#### [Problem requirements]
How many of the lines below hold "running"? Only the number, please.
---- Given records
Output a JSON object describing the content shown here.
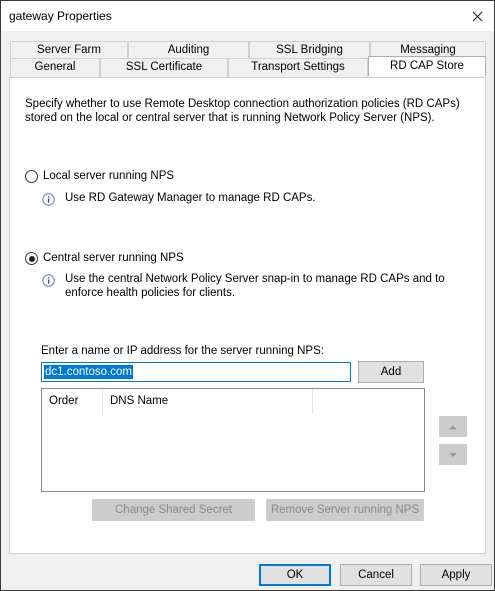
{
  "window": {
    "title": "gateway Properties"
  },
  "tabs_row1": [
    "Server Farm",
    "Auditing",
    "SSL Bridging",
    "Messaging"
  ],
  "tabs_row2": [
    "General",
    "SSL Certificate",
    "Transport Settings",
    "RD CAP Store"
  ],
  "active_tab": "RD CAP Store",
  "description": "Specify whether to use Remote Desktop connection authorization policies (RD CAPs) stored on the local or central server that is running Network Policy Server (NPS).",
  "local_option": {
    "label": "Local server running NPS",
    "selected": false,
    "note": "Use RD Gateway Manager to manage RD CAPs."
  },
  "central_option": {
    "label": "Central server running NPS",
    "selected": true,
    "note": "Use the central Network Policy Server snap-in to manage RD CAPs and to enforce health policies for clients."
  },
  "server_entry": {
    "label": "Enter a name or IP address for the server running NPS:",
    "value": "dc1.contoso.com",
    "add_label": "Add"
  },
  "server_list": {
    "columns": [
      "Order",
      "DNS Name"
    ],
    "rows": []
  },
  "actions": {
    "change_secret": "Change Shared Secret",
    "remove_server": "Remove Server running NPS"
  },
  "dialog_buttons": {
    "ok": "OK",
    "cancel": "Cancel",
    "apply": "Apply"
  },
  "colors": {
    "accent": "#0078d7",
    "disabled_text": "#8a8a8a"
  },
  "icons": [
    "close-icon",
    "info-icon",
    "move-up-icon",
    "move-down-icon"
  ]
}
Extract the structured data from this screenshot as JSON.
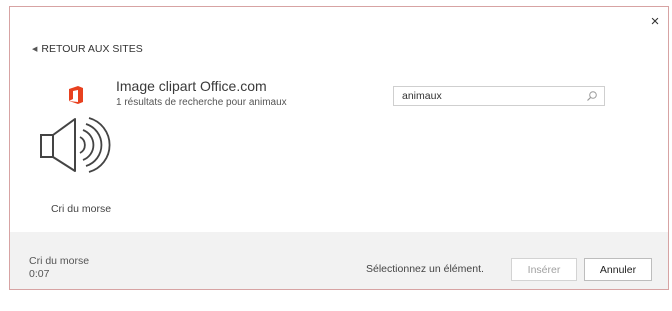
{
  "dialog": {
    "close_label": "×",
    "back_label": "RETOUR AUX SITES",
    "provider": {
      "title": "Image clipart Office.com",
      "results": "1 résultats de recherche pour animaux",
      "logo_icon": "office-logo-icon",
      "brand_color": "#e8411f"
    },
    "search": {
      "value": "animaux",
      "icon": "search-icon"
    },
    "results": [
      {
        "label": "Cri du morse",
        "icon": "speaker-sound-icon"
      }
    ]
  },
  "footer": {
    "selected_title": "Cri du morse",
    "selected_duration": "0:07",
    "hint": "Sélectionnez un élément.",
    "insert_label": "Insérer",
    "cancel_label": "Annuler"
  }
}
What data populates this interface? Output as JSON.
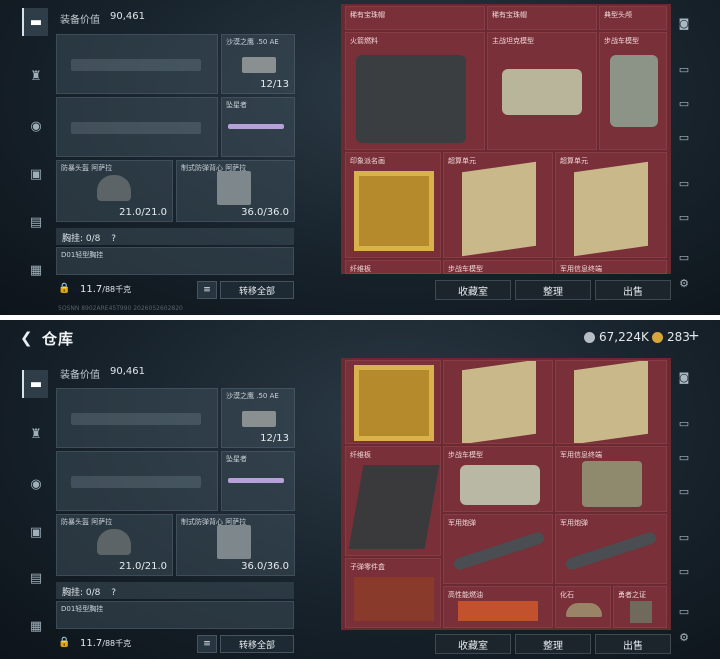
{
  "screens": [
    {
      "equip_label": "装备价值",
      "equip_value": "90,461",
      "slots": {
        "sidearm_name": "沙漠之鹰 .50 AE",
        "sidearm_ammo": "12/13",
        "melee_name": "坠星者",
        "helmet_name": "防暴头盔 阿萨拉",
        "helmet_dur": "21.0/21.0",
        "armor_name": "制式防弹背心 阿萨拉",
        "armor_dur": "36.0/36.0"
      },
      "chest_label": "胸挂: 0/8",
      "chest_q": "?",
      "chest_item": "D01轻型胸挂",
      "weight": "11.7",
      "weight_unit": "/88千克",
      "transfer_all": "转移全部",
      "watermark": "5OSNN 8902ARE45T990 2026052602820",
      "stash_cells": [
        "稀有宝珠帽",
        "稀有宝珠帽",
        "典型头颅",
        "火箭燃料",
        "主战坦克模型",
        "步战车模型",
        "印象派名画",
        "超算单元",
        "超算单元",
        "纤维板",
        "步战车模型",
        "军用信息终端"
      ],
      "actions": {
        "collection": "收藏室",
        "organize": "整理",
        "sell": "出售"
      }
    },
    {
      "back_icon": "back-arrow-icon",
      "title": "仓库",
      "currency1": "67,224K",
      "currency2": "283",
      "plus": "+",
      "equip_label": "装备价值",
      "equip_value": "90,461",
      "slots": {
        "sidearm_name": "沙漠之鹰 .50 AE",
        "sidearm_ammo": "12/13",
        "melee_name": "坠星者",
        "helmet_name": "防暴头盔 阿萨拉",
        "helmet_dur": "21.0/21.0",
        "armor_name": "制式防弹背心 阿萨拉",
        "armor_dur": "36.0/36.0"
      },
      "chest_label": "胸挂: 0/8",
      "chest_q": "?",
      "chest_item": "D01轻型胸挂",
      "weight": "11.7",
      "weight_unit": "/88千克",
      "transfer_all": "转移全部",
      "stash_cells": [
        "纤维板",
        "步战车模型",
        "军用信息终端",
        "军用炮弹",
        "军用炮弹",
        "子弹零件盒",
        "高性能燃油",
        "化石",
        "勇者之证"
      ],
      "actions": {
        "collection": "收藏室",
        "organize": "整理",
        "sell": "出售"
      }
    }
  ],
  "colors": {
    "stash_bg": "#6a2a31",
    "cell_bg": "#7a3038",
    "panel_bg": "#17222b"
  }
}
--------
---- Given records
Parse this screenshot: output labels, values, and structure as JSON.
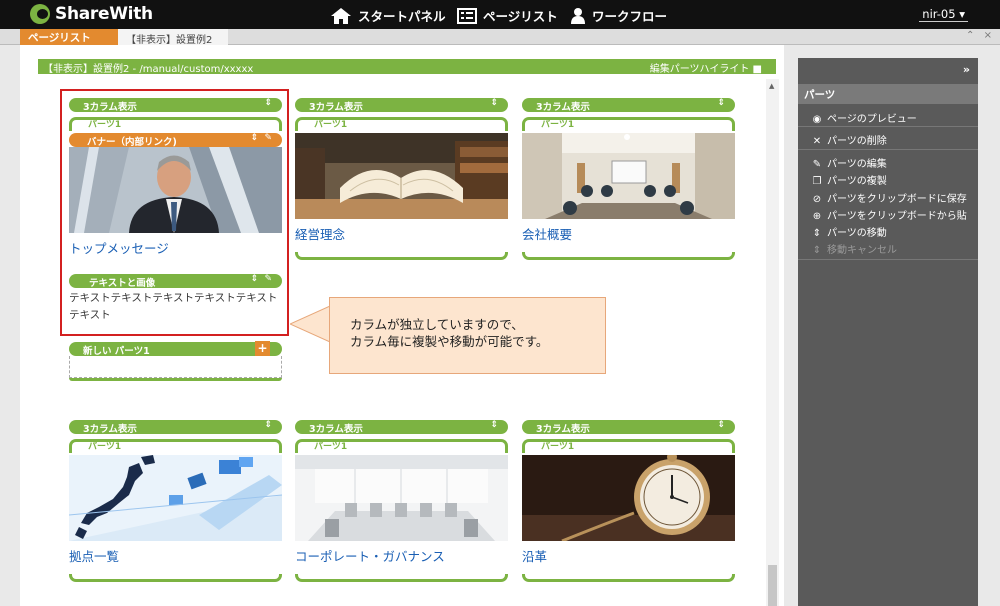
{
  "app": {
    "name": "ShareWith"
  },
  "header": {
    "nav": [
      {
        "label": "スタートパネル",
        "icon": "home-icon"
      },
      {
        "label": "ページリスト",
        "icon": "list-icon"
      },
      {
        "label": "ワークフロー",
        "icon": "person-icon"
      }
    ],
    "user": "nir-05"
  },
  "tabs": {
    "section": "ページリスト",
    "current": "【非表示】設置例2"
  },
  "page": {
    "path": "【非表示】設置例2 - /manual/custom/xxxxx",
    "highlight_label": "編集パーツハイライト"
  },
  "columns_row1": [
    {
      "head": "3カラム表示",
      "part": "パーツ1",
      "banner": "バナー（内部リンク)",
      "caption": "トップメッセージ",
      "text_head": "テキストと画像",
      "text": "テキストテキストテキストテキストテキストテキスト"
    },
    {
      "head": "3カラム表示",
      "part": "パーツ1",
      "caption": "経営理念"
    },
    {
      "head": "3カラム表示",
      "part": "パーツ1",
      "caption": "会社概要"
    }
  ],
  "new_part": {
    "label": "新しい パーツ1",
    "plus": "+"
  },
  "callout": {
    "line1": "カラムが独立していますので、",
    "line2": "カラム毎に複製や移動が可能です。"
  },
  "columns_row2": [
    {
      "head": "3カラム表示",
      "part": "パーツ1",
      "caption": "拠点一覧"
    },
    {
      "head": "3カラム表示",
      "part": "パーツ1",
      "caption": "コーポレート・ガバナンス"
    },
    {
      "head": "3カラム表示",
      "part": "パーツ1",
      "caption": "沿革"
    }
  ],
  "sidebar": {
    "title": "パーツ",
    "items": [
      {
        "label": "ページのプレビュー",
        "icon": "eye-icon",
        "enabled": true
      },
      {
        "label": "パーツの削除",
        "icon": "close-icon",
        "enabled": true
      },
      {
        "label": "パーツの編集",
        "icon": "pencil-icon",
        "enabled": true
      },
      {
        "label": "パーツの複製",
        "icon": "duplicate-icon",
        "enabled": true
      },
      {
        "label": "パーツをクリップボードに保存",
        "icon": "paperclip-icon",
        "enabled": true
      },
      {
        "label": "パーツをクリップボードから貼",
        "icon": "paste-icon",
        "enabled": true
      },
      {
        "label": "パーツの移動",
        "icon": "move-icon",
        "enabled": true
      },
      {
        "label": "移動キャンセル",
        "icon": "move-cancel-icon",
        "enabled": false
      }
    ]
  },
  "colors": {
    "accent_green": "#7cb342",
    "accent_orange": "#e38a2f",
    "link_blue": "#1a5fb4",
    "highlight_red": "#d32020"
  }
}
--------
#### [Response]
5